Our careers (at least partly) depend on our publications. The more, the better and to suit our needs we have a journal for any kind of publication. Sometimes, you read something and you may think “Hey, I have seen that before”. If the new study than confirms a previous finding, we apparently have a reproducible fact, which increases the likelihood that it is indeed true. Here is an example. Or not?
The problem: Vancomycin may be inferior to β-lactams for the empiric treatment of methicillin-susceptible Staphylococcus aureus (MSSA) bloodstream infection (BSI). The solution: A retrospective study in which empiric β-lactams are compared to vancomycin to assess clinical outcomes in patients with MSSA BSI. On April 26, 2016, Wong, Wong, Romney and Leung published their findings, see; between January 2007 and December 2014 they found in 2 hospitals 669 patients with MSSA BSI of which 255 were eligible for analysis (414 excluded). Conclusion: “Empiric β-lactams was associated with earlier clearance of bacteremia by a median of 1 day compared to vancomycin.
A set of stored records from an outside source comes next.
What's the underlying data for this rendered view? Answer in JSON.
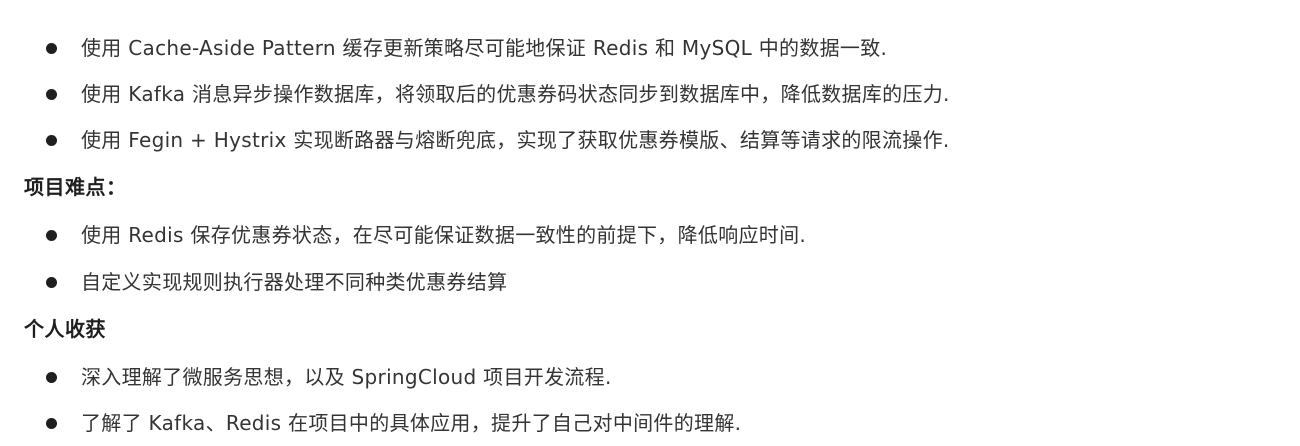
{
  "sections": [
    {
      "heading": "",
      "items": [
        "使用 Cache-Aside Pattern 缓存更新策略尽可能地保证 Redis 和 MySQL 中的数据一致.",
        "使用 Kafka 消息异步操作数据库，将领取后的优惠券码状态同步到数据库中，降低数据库的压力.",
        "使用 Fegin + Hystrix 实现断路器与熔断兜底，实现了获取优惠券模版、结算等请求的限流操作."
      ]
    },
    {
      "heading": "项目难点：",
      "items": [
        "使用 Redis 保存优惠券状态，在尽可能保证数据一致性的前提下，降低响应时间.",
        "自定义实现规则执行器处理不同种类优惠券结算"
      ]
    },
    {
      "heading": "个人收获",
      "items": [
        "深入理解了微服务思想，以及 SpringCloud 项目开发流程.",
        "了解了 Kafka、Redis 在项目中的具体应用，提升了自己对中间件的理解."
      ]
    }
  ]
}
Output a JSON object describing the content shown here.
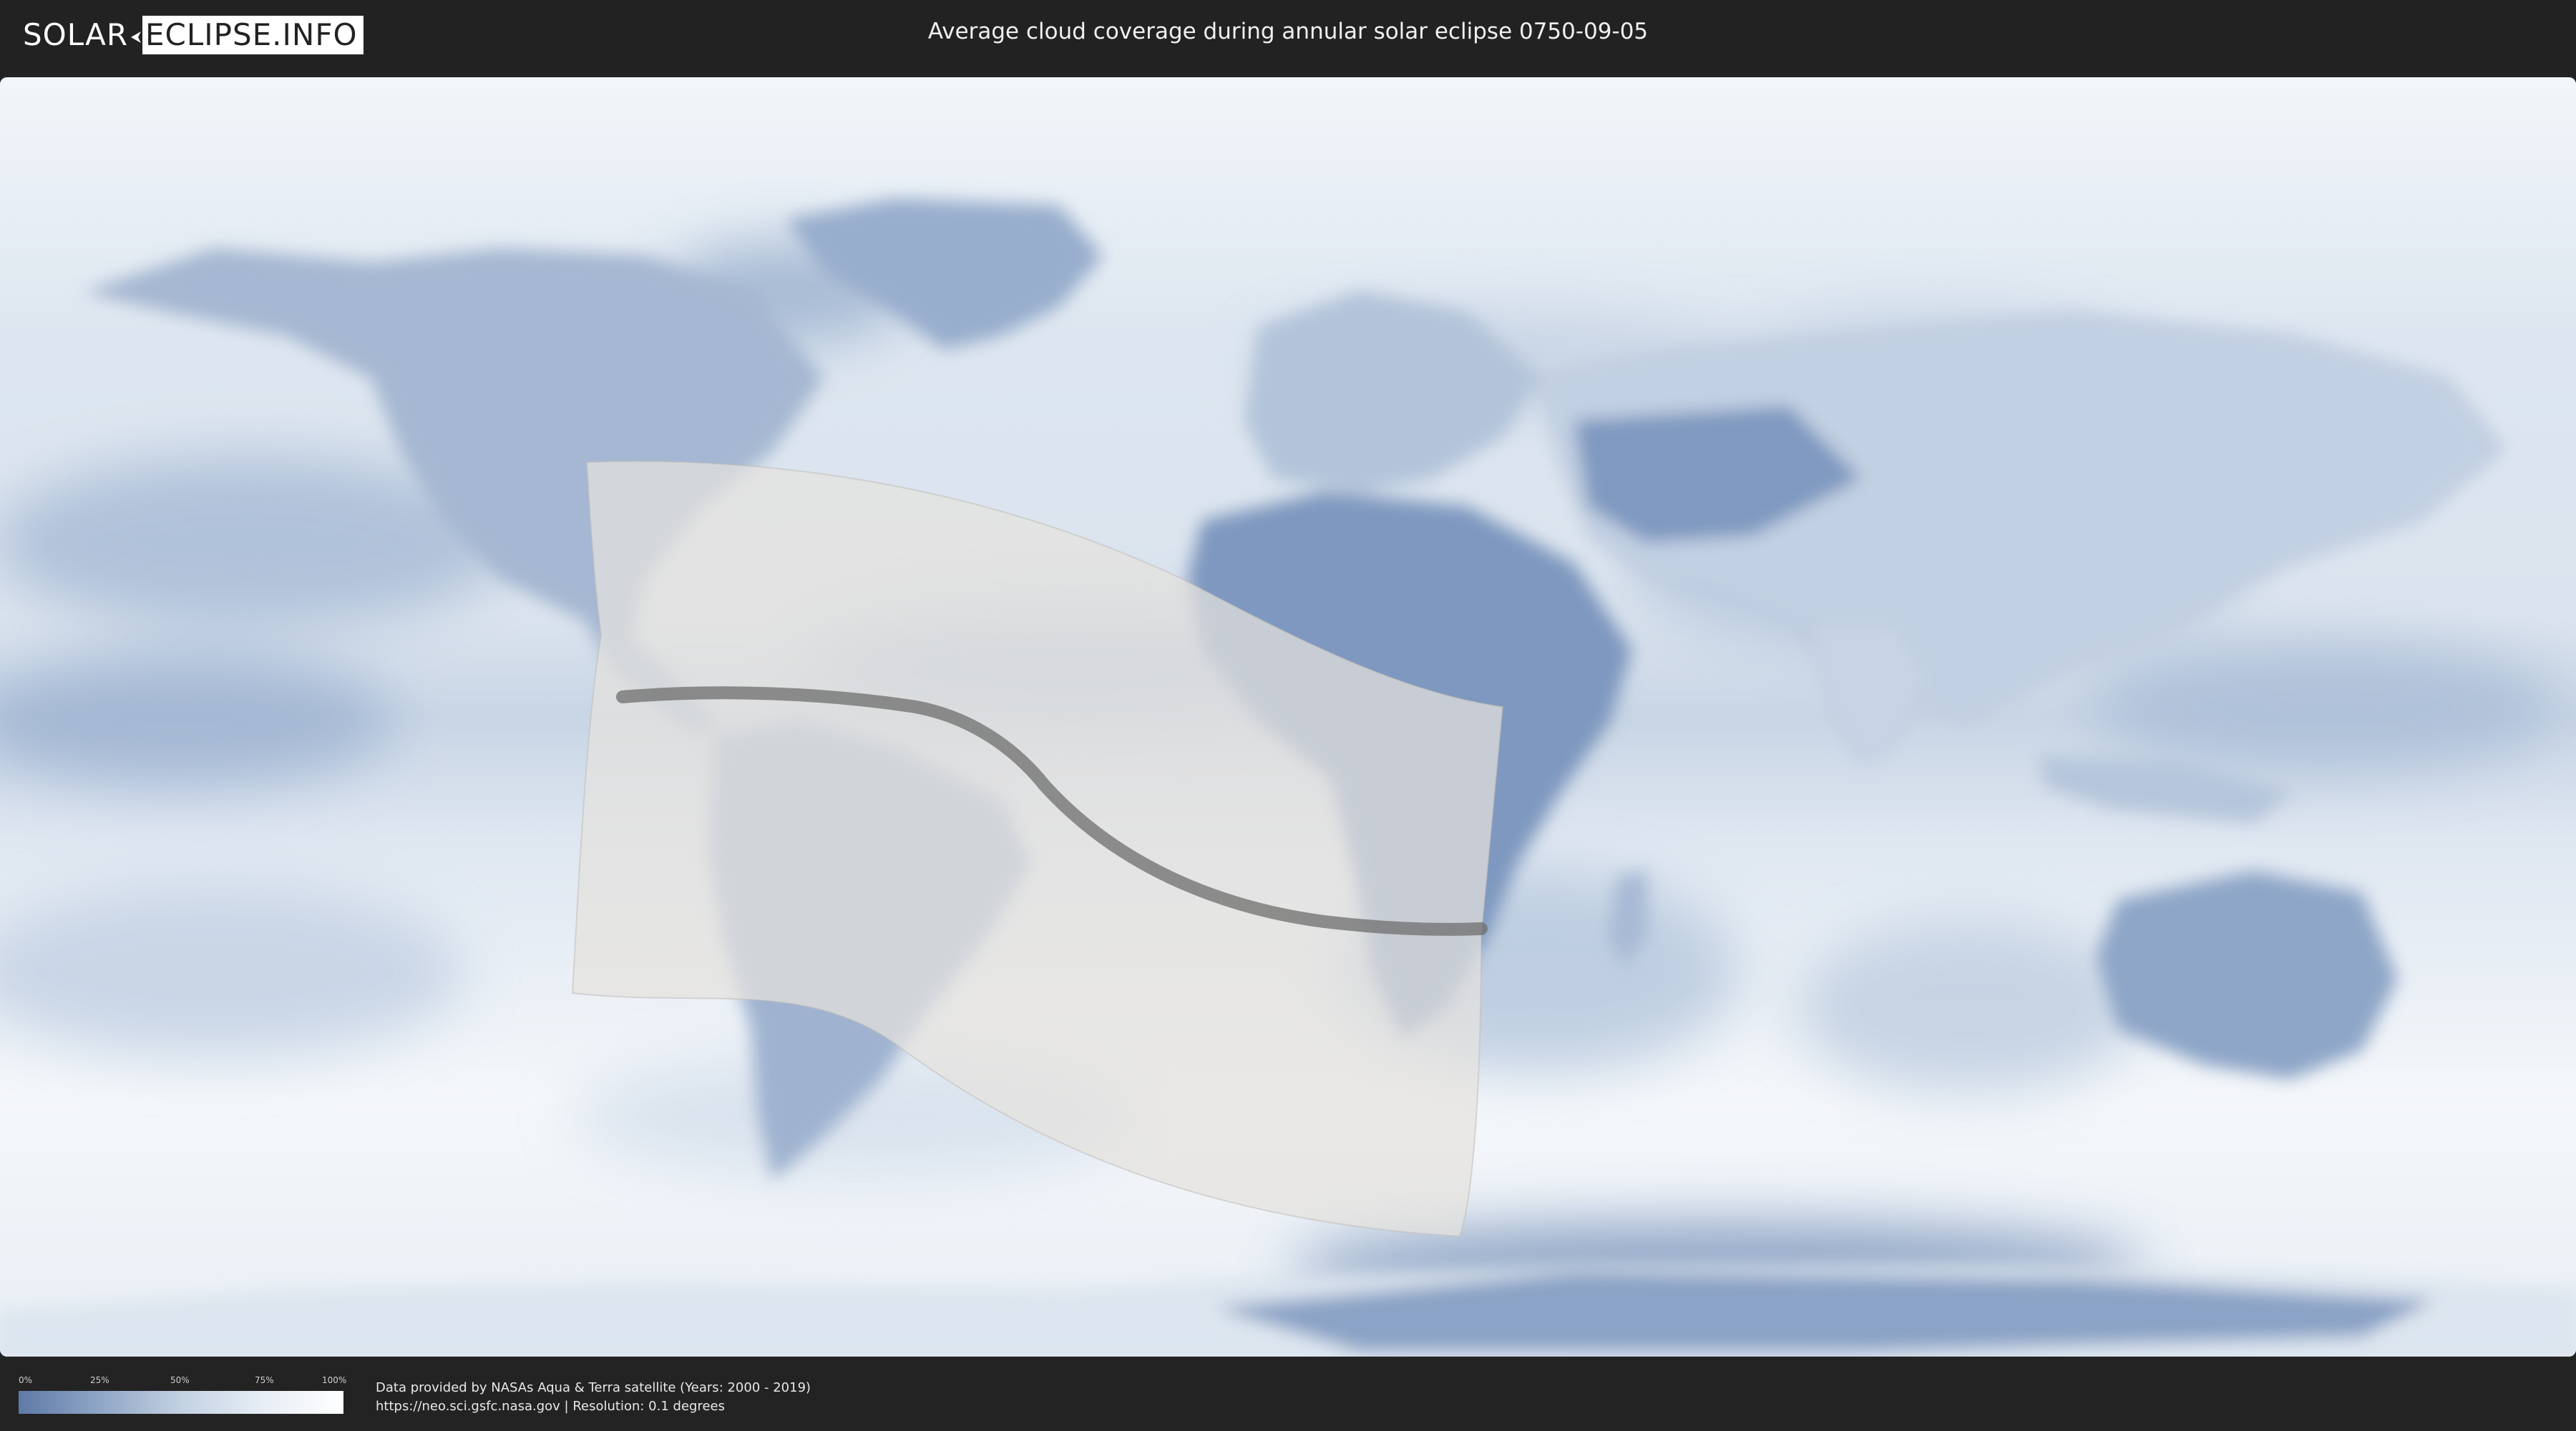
{
  "header": {
    "logo_left": "SOLAR",
    "logo_right": "ECLIPSE.INFO",
    "title": "Average cloud coverage during annular solar eclipse 0750-09-05"
  },
  "map": {
    "icon": "world-cloud-map",
    "colors": {
      "clear_sky": "#5e7aa6",
      "cloudy": "#ffffff",
      "eclipse_zone": "#e4e2de",
      "central_path": "#6e6e6e"
    }
  },
  "legend": {
    "ticks": [
      "0%",
      "25%",
      "50%",
      "75%",
      "100%"
    ]
  },
  "footer": {
    "credit_line1": "Data provided by NASAs Aqua & Terra satellite (Years: 2000 - 2019)",
    "credit_line2": "https://neo.sci.gsfc.nasa.gov | Resolution: 0.1 degrees"
  }
}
Future prospective studies are needed to confirm our findings.” The journal had received the study on February 22, 2016.
Exactly 1 month later, on May 26, 2016, the exact same authors published a new study, see, “Prior studies suggested that vancomycin may be inferior to β-lactams for the empiric treatment of MSSA bacteremia. We assessed whether empiric therapy with β-lactams compared to vancomycin was associated with differences in clinical outcomes in patients with MSSA bacteremia.” Now they had performed a retrospective study (again between January 2007 and December 2014 in the exaxct same 2 hospitals) of 814 patients with MSSA BSI, of whom 400 met inclusion criteria. Apparently, they had somewhere found another 145 patients. This time “Empiric therapy with β-lactams was not associated with differences in all-cause mortality, recurrent infection, microbiological cure or hospital length-of-stay compared to vancomycin.” The journal had received this manuscript on November 26, 2015 (3 months before the “other” study had been submitted and 5 months before that one was published).
Isn’t that weird? The good thing is that the authors cannot be accused of self-citation. And what we need now is a meta-analysis, with “both” studies included as independent sources of evidence (meant as joke!). To confess, that’s how PhD student Denise van Hout, while working on a PICO for MSSA BSI, identified the studies.
She emailed the corresponding author of “both” studies twice, but did not get a reply. Then she contacted the editors of both journals (on January 25th 2017) and got a respons from 1: “I would like to introduce myself as the Editor of BMC Infectious Diseases. Many thanks for your email regarding the similarities between our article and the one published in Ann Clin Microbiol Antimicrob. We are aware of this issue and are currently following the Committee of Publication Ethics guidelines (http://publicationethics.org/) to resolve it. At present I cannot give you any further information but we hope that the situation will be resolved shortly.”
I have described what I saw/read, and I may have missed crucial information. If so, I sincerely apologize. If not, I think this is bad.
Denise van Hout does a PhD on the clinical epidemiology of antibiotic-resistant bacteria